' 14. I'lilillp* and Jur|>hlnr M. Ntclnrr, Mrcito.ii C'lnrrncr O. Hrmpt.
7 New t uiitlirrlnnd. and Kxthrr 41. Slpc, O.oldxhorn: Herman I'rtrra,
L HurkloJ, 111., nnd Miriam M. l.lxxr, llarrlnhnrut t nrl K. Haxtlan, Unn- a
Tj tllli*. >. V.. nnd Mr-ihn Vnnxtlni-. llallaxtown.
Time Device Placed on Roof
of McKeesport Plant; Tears
Roof From Structure
Workmen Are Panicstricken
When Glass and Debris
Fall Around Them
By Associated Press•
Pittsburgh. Oct. 8. —An attempt
was made to wreck the plant of the
American Sheet and Tin Plate Com
pany at McKecfiport early to-day.
when a missile believed to have been
a liomb, was thrown on the shipping
department building. It exploded,
tearing a large hole in the roof of

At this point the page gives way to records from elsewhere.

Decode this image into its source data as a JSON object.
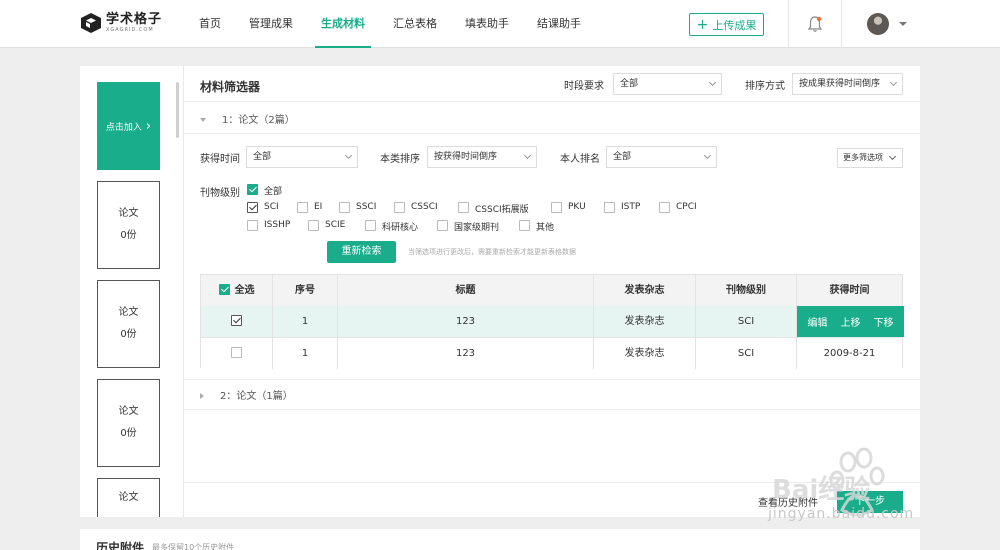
{
  "header": {
    "logo_name": "学术格子",
    "logo_sub": "XGAGRID.COM",
    "nav": [
      "首页",
      "管理成果",
      "生成材料",
      "汇总表格",
      "填表助手",
      "结课助手"
    ],
    "active_nav": "生成材料",
    "upload_label": "上传成果",
    "accent_color": "#1aad8c"
  },
  "sidebar": {
    "add_label": "点击加入",
    "cards": [
      {
        "title": "论文",
        "count": "0份"
      },
      {
        "title": "论文",
        "count": "0份"
      },
      {
        "title": "论文",
        "count": "0份"
      },
      {
        "title": "论文",
        "count": ""
      }
    ]
  },
  "filter": {
    "title": "材料筛选器",
    "period_label": "时段要求",
    "period_value": "全部",
    "sort_label": "排序方式",
    "sort_value": "按成果获得时间倒序",
    "group1": "1：论文（2篇）",
    "group2": "2：论文（1篇）",
    "obtain_label": "获得时间",
    "obtain_value": "全部",
    "type_sort_label": "本类排序",
    "type_sort_value": "按获得时间倒序",
    "rank_label": "本人排名",
    "rank_value": "全部",
    "more_label": "更多筛选项",
    "level_label": "刊物级别",
    "level_all": "全部",
    "levels_row1": [
      "SCI",
      "EI",
      "SSCI",
      "CSSCI",
      "CSSCI拓展版",
      "PKU",
      "ISTP",
      "CPCI"
    ],
    "levels_row2": [
      "ISSHP",
      "SCIE",
      "科研核心",
      "国家级期刊",
      "其他"
    ],
    "search_label": "重新检索",
    "hint": "当筛选项进行更改后，需要重新检索才能更新表格数据"
  },
  "table": {
    "headers": [
      "全选",
      "序号",
      "标题",
      "发表杂志",
      "刊物级别",
      "获得时间"
    ],
    "rows": [
      {
        "index": "1",
        "title": "123",
        "journal": "发表杂志",
        "level": "SCI",
        "time": "",
        "checked": true
      },
      {
        "index": "1",
        "title": "123",
        "journal": "发表杂志",
        "level": "SCI",
        "time": "2009-8-21",
        "checked": false
      }
    ],
    "ops": [
      "编辑",
      "上移",
      "下移"
    ]
  },
  "footer": {
    "history_link": "查看历史附件",
    "next_label": "下一步",
    "history_title": "历史附件",
    "history_note": "最多保留10个历史附件"
  },
  "watermark": {
    "text": "jingyan.baidu.com",
    "brand": "Bai经验"
  }
}
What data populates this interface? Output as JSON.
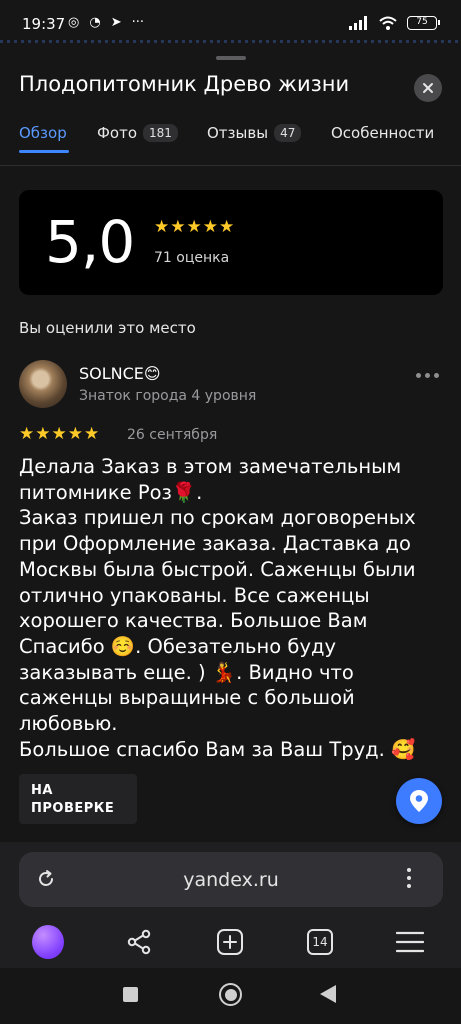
{
  "status": {
    "time": "19:37",
    "battery": "75"
  },
  "header": {
    "title": "Плодопитомник Древо жизни"
  },
  "tabs": [
    {
      "label": "Обзор",
      "count": ""
    },
    {
      "label": "Фото",
      "count": "181"
    },
    {
      "label": "Отзывы",
      "count": "47"
    },
    {
      "label": "Особенности",
      "count": ""
    }
  ],
  "rating": {
    "value": "5,0",
    "stars": 5,
    "count_label": "71 оценка"
  },
  "section": {
    "you_rated": "Вы оценили это место"
  },
  "review": {
    "author": "SOLNCE😊",
    "author_level": "Знаток города 4 уровня",
    "stars": 5,
    "date": "26 сентября",
    "text": "Делала Заказ в этом замечательным питомнике Роз🌹.\nЗаказ пришел по срокам договореных при Оформление заказа. Даставка до Москвы была быстрой. Саженцы были отлично упакованы. Все саженцы хорошего качества. Большое Вам Спасибо ☺️. Обезательно буду заказывать еще. ) 💃. Видно что саженцы выращиные с большой любовью.\nБольшое спасибо Вам за Ваш Труд. 🥰",
    "status_badge": "НА\nПРОВЕРКЕ"
  },
  "browser": {
    "url": "yandex.ru",
    "tabs_count": "14"
  },
  "colors": {
    "accent": "#3d86ff",
    "star": "#ffca28",
    "background": "#161617",
    "card": "#000000"
  },
  "icons": [
    "wifi-icon",
    "signal-icon",
    "close-icon",
    "more-icon",
    "map-pin-icon",
    "reload-icon",
    "share-icon",
    "plus-icon",
    "menu-icon"
  ]
}
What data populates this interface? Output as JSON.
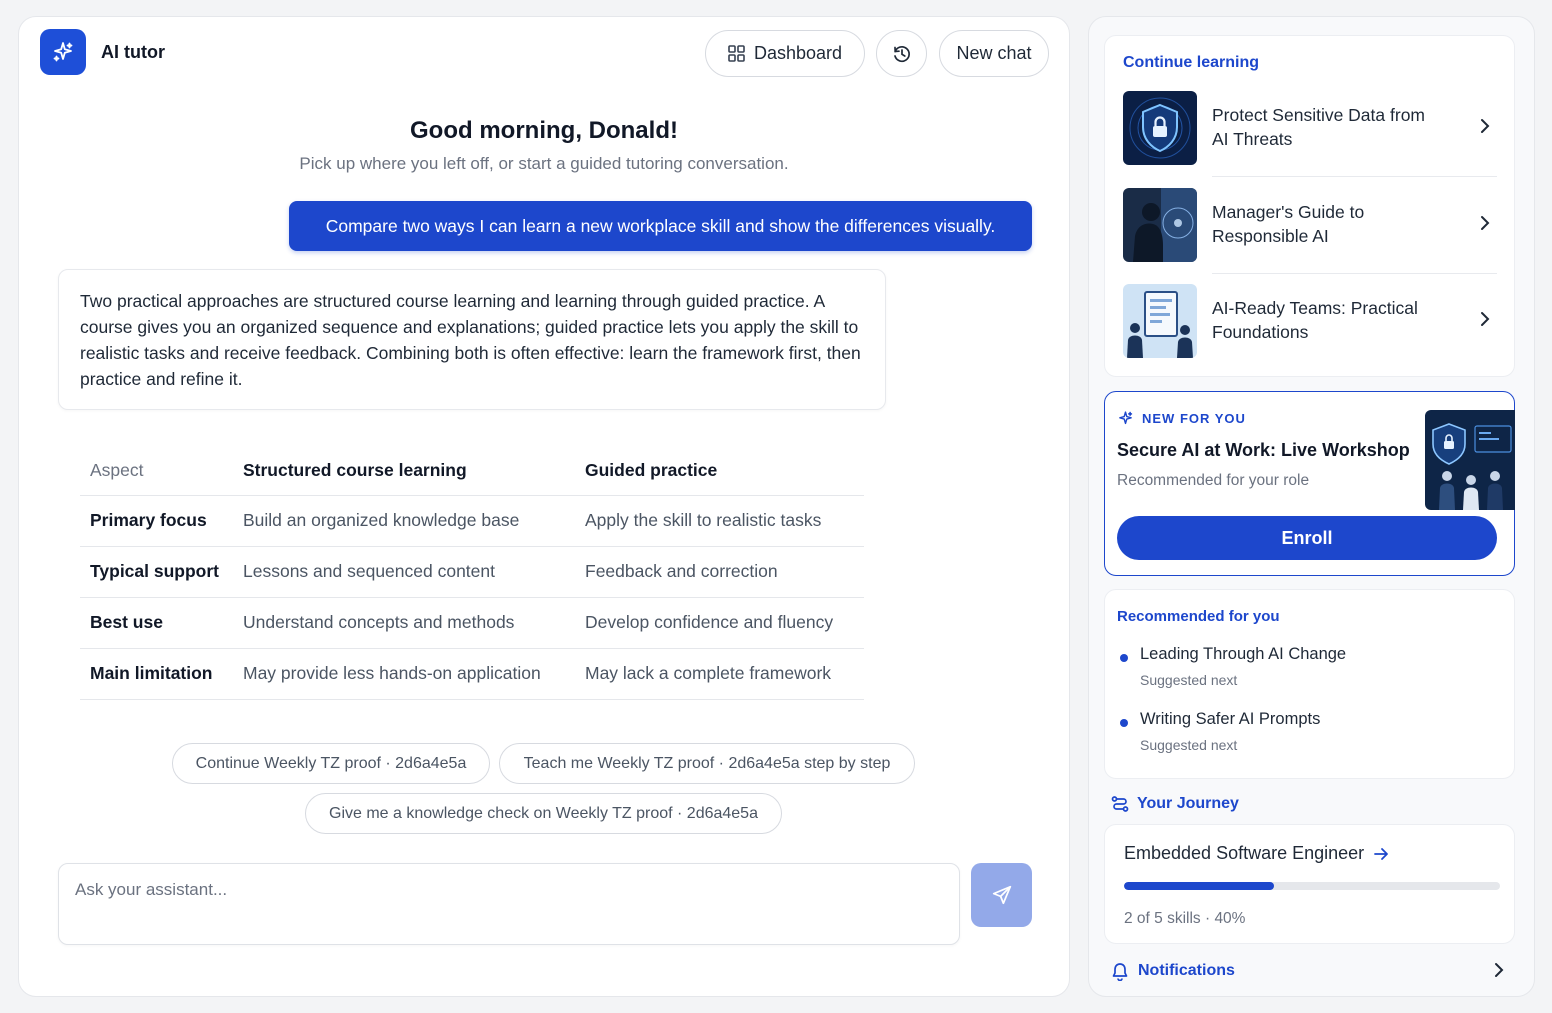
{
  "app": {
    "title": "AI tutor"
  },
  "header": {
    "dashboard_label": "Dashboard",
    "new_chat_label": "New chat"
  },
  "hero": {
    "greeting": "Good morning, Donald!",
    "subtitle": "Pick up where you left off, or start a guided tutoring conversation."
  },
  "chat": {
    "user_message": "Compare two ways I can learn a new workplace skill and show the differences visually.",
    "assistant_message": "Two practical approaches are structured course learning and learning through guided practice. A course gives you an organized sequence and explanations; guided practice lets you apply the skill to realistic tasks and receive feedback. Combining both is often effective: learn the framework first, then practice and refine it."
  },
  "table": {
    "headers": [
      "Aspect",
      "Structured course learning",
      "Guided practice"
    ],
    "rows": [
      [
        "Primary focus",
        "Build an organized knowledge base",
        "Apply the skill to realistic tasks"
      ],
      [
        "Typical support",
        "Lessons and sequenced content",
        "Feedback and correction"
      ],
      [
        "Best use",
        "Understand concepts and methods",
        "Develop confidence and fluency"
      ],
      [
        "Main limitation",
        "May provide less hands-on application",
        "May lack a complete framework"
      ]
    ]
  },
  "suggestions": [
    "Continue Weekly TZ proof · 2d6a4e5a",
    "Teach me Weekly TZ proof · 2d6a4e5a step by step",
    "Give me a knowledge check on Weekly TZ proof · 2d6a4e5a"
  ],
  "composer": {
    "placeholder": "Ask your assistant..."
  },
  "sidebar": {
    "continue_learning": {
      "title": "Continue learning",
      "items": [
        {
          "label": "Protect Sensitive Data from AI Threats"
        },
        {
          "label": "Manager's Guide to Responsible AI"
        },
        {
          "label": "AI-Ready Teams: Practical Foundations"
        }
      ]
    },
    "new_for_you": {
      "tag": "NEW FOR YOU",
      "title": "Secure AI at Work: Live Workshop",
      "subtitle": "Recommended for your role",
      "button": "Enroll"
    },
    "recommended": {
      "title": "Recommended for you",
      "items": [
        {
          "title": "Leading Through AI Change",
          "sub": "Suggested next"
        },
        {
          "title": "Writing Safer AI Prompts",
          "sub": "Suggested next"
        }
      ]
    },
    "journey": {
      "title": "Your Journey",
      "role": "Embedded Software Engineer",
      "progress_text": "2 of 5 skills · 40%",
      "progress_fraction": 0.4
    },
    "notifications": {
      "label": "Notifications"
    }
  },
  "colors": {
    "accent": "#1d47cc",
    "send_disabled": "#93a9e9"
  }
}
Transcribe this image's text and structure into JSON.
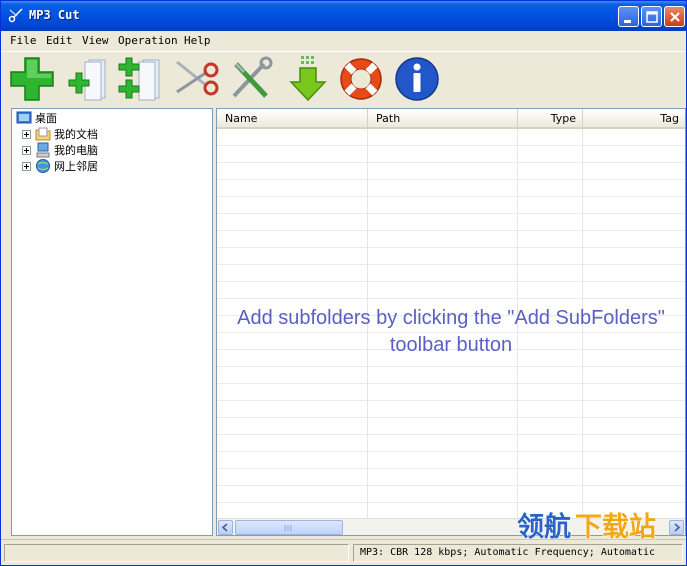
{
  "window": {
    "title": "MP3 Cut"
  },
  "menu": [
    "File",
    "Edit",
    "View",
    "Operation",
    "Help"
  ],
  "toolbar": {
    "buttons": [
      "add-icon",
      "add-files-icon",
      "add-subfolders-icon",
      "cut-icon",
      "tools-icon",
      "download-icon",
      "help-lifebuoy-icon",
      "info-icon"
    ]
  },
  "tree": {
    "root": "桌面",
    "items": [
      "我的文档",
      "我的电脑",
      "网上邻居"
    ]
  },
  "list": {
    "columns": [
      "Name",
      "Path",
      "Type",
      "Tag"
    ],
    "empty_hint_line1": "Add subfolders by clicking the \"Add SubFolders\"",
    "empty_hint_line2": "toolbar button"
  },
  "status": {
    "right": "MP3:  CBR 128 kbps; Automatic Frequency; Automatic"
  },
  "watermark": {
    "text": "领航下载站"
  },
  "colors": {
    "title_bar": "#0054e3",
    "hint_text": "#5a5fc4",
    "window_bg": "#ece9d8"
  }
}
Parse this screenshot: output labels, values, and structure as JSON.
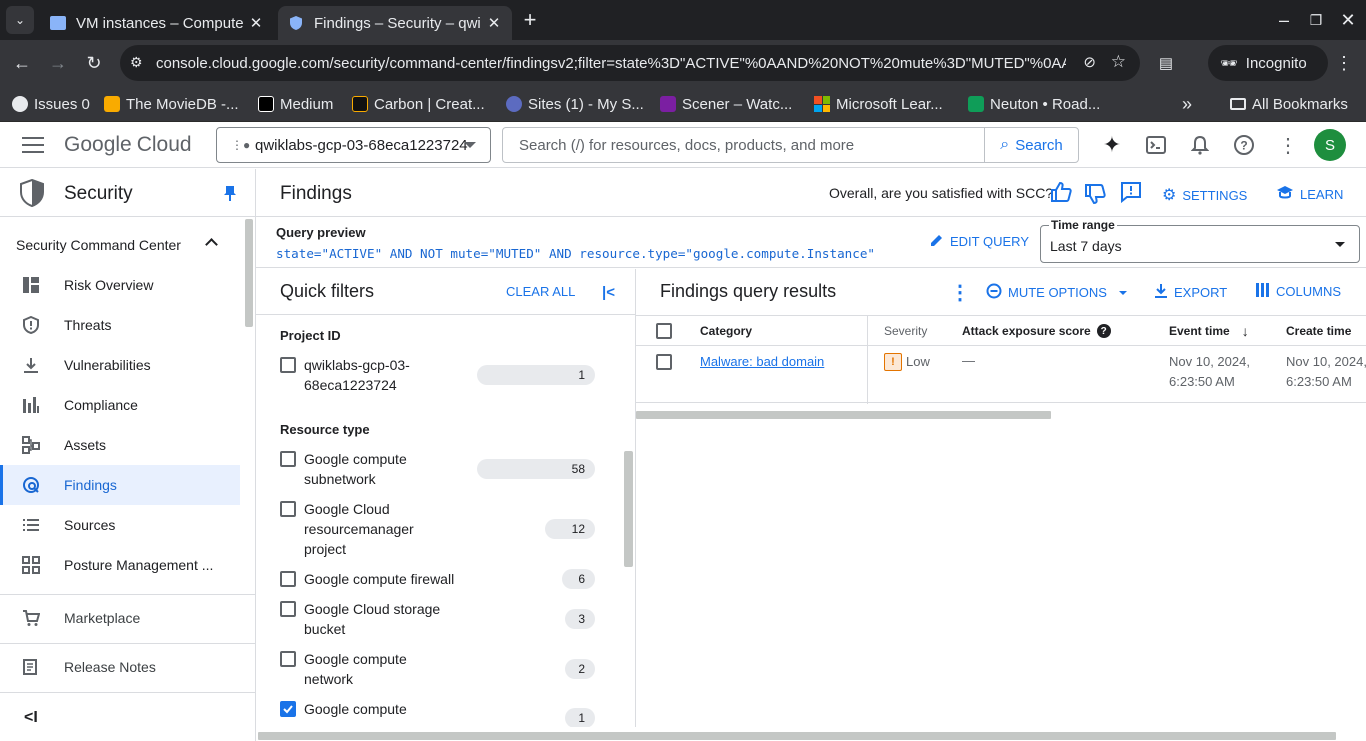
{
  "browser": {
    "tabs": [
      {
        "title": "VM instances – Compute",
        "active": false
      },
      {
        "title": "Findings – Security – qwi",
        "active": true
      }
    ],
    "url": "console.cloud.google.com/security/command-center/findingsv2;filter=state%3D\"ACTIVE\"%0AAND%20NOT%20mute%3D\"MUTED\"%0AAND...",
    "incognito_label": "Incognito",
    "bookmarks": [
      {
        "label": "Issues 0",
        "color": "#5f6368"
      },
      {
        "label": "The MovieDB -...",
        "color": "#f9ab00"
      },
      {
        "label": "Medium",
        "color": "#000000"
      },
      {
        "label": "Carbon | Creat...",
        "color": "#2b2b2b"
      },
      {
        "label": "Sites (1) - My S...",
        "color": "#5c6bc0"
      },
      {
        "label": "Scener – Watc...",
        "color": "#7b1fa2"
      },
      {
        "label": "Microsoft Lear...",
        "color": "#f25022"
      },
      {
        "label": "Neuton • Road...",
        "color": "#0f9d58"
      }
    ],
    "all_bookmarks": "All Bookmarks"
  },
  "header": {
    "logo_google": "Google",
    "logo_cloud": "Cloud",
    "project": "qwiklabs-gcp-03-68eca1223724",
    "search_placeholder": "Search (/) for resources, docs, products, and more",
    "search_button": "Search",
    "avatar_letter": "S"
  },
  "sidebar": {
    "title": "Security",
    "section": "Security Command Center",
    "items": [
      {
        "label": "Risk Overview",
        "icon": "dashboard-icon"
      },
      {
        "label": "Threats",
        "icon": "shield-icon"
      },
      {
        "label": "Vulnerabilities",
        "icon": "download-icon"
      },
      {
        "label": "Compliance",
        "icon": "bar-chart-icon"
      },
      {
        "label": "Assets",
        "icon": "assets-icon"
      },
      {
        "label": "Findings",
        "icon": "findings-icon"
      },
      {
        "label": "Sources",
        "icon": "list-icon"
      },
      {
        "label": "Posture Management ...",
        "icon": "apps-icon"
      }
    ],
    "marketplace": "Marketplace",
    "release_notes": "Release Notes",
    "collapse_label": "<I"
  },
  "page": {
    "title": "Findings",
    "feedback_question": "Overall, are you satisfied with SCC?",
    "settings": "SETTINGS",
    "learn": "LEARN",
    "query_label": "Query preview",
    "query_text": "state=\"ACTIVE\" AND NOT mute=\"MUTED\" AND resource.type=\"google.compute.Instance\"",
    "edit_query": "EDIT QUERY",
    "time_range_label": "Time range",
    "time_range_value": "Last 7 days"
  },
  "quick_filters": {
    "title": "Quick filters",
    "clear_all": "CLEAR ALL",
    "project_heading": "Project ID",
    "projects": [
      {
        "label_line1": "qwiklabs-gcp-03-",
        "label_line2": "68eca1223724",
        "count": "1",
        "checked": false
      }
    ],
    "resource_heading": "Resource type",
    "resources": [
      {
        "lines": [
          "Google compute",
          "subnetwork"
        ],
        "count": "58",
        "checked": false
      },
      {
        "lines": [
          "Google Cloud",
          "resourcemanager",
          "project"
        ],
        "count": "12",
        "checked": false
      },
      {
        "lines": [
          "Google compute firewall"
        ],
        "count": "6",
        "checked": false
      },
      {
        "lines": [
          "Google Cloud storage",
          "bucket"
        ],
        "count": "3",
        "checked": false
      },
      {
        "lines": [
          "Google compute",
          "network"
        ],
        "count": "2",
        "checked": false
      },
      {
        "lines": [
          "Google compute"
        ],
        "count": "1",
        "checked": true
      }
    ]
  },
  "results": {
    "title": "Findings query results",
    "mute_options": "MUTE OPTIONS",
    "export": "EXPORT",
    "columns": "COLUMNS",
    "headers": {
      "category": "Category",
      "severity": "Severity",
      "attack": "Attack exposure score",
      "event_time": "Event time",
      "create_time": "Create time"
    },
    "rows": [
      {
        "category": "Malware: bad domain",
        "severity": "Low",
        "attack": "—",
        "event_time_1": "Nov 10, 2024,",
        "event_time_2": "6:23:50 AM",
        "create_time_1": "Nov 10, 2024,",
        "create_time_2": "6:23:50 AM"
      }
    ]
  }
}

the structure. No one was injured.
The police believe the explosion
was caused by a time bomb placed
upon the roof of the building.
Flee In Terror
Workmen on the night shift at
their posts directly under where the
missile exploded, fled in terror when
the explosion occurred and lots of
shattered wood and glass were hurl
ed in all directions. Foreign resi
dents of the district, panic stricken,
rushed from their homes into the
The report of the blast coul I be
heard for blocks and attracted hun
dreds of persons to the scene.
Although several hundred mill
guards and police were rushed to
the plant immediately after the ex
plosion, no trace of the person or
persons responsible for the blast
could be found.
The tin plate plant is one of the
largest concerns of its kind in the
country and has been affected by
the steel workers' strike. During the
past week, however, many men are
said to have reported for work. The
police say that a number of these
men have been threatened with
death if they continued to remain at
work. They believe that the bomb
was used to terrorize the workmen
who have deserted the ranks of the
strikers in that district.